═══ DATA RECORDS ═══

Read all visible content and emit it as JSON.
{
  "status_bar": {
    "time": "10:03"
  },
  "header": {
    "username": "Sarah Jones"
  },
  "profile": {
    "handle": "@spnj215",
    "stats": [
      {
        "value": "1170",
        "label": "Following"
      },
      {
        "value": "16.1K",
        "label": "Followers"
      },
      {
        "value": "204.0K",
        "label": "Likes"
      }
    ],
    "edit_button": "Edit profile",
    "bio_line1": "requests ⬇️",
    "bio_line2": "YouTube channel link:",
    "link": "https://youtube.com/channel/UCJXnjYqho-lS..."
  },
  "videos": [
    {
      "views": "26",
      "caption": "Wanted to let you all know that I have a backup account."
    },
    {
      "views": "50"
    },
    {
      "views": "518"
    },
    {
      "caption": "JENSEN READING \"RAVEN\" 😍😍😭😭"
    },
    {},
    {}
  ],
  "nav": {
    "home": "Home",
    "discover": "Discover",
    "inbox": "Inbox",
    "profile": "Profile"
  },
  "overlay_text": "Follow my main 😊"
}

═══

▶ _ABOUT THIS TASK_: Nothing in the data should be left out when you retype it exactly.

▶ _RESULT FOR THIS EXERCISE_:
Read all visible content and emit it as JSON.
{
  "status_bar": {
    "time": "10:03"
  },
  "header": {
    "username": "Sarah Jones"
  },
  "profile": {
    "handle": "@spnj215",
    "stats": [
      {
        "value": "1170",
        "label": "Following"
      },
      {
        "value": "16.1K",
        "label": "Followers"
      },
      {
        "value": "204.0K",
        "label": "Likes"
      }
    ],
    "edit_button": "Edit profile",
    "bio_line1": "requests ⬇️",
    "bio_line2": "YouTube channel link:",
    "link": "https://youtube.com/channel/UCJXnjYqho-lS..."
  },
  "videos": [
    {
      "views": "26",
      "caption": "Wanted to let you all know that I have a backup account."
    },
    {
      "views": "50"
    },
    {
      "views": "518"
    },
    {
      "caption": "JENSEN READING \"RAVEN\" 😍😍😭😭"
    },
    {},
    {}
  ],
  "nav": {
    "home": "Home",
    "discover": "Discover",
    "inbox": "Inbox",
    "profile": "Profile"
  },
  "overlay_text": "Follow my main 😊"
}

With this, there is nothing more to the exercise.